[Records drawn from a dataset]
━━━━━━━━━━━━━━━━━━━━

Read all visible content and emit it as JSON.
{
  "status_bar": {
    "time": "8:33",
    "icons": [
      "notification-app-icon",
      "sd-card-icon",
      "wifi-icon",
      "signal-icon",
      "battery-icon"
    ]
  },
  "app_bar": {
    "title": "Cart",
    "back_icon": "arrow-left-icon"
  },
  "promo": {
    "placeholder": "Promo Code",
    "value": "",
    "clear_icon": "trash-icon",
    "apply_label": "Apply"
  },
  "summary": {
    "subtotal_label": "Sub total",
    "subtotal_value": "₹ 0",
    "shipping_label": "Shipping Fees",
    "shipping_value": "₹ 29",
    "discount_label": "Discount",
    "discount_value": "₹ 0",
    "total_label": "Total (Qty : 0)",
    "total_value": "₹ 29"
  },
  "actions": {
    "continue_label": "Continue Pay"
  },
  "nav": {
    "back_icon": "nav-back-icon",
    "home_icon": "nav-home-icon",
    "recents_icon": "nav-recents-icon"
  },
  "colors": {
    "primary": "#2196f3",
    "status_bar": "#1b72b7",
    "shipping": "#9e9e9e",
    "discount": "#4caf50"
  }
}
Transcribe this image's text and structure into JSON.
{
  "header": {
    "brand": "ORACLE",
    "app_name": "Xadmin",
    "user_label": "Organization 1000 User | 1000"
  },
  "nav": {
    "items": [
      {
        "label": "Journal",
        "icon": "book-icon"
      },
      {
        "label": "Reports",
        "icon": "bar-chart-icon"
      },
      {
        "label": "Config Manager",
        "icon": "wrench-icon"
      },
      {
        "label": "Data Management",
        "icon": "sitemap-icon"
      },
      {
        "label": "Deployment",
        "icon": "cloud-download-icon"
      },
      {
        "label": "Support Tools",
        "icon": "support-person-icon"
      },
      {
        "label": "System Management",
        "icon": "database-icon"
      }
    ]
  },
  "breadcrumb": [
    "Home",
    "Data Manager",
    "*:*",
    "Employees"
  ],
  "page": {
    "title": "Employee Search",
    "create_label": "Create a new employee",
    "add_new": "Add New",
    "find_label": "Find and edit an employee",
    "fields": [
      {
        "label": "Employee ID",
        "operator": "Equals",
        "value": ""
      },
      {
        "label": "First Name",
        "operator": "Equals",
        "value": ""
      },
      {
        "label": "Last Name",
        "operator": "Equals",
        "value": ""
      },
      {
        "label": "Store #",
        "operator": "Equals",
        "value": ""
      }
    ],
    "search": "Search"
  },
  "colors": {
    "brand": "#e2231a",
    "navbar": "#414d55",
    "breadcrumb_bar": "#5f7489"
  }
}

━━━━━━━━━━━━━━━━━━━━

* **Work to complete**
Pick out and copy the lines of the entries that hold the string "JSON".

* **Result of this task**
Read all visible content and emit it as JSON.
Transcribe this image's text and structure into JSON.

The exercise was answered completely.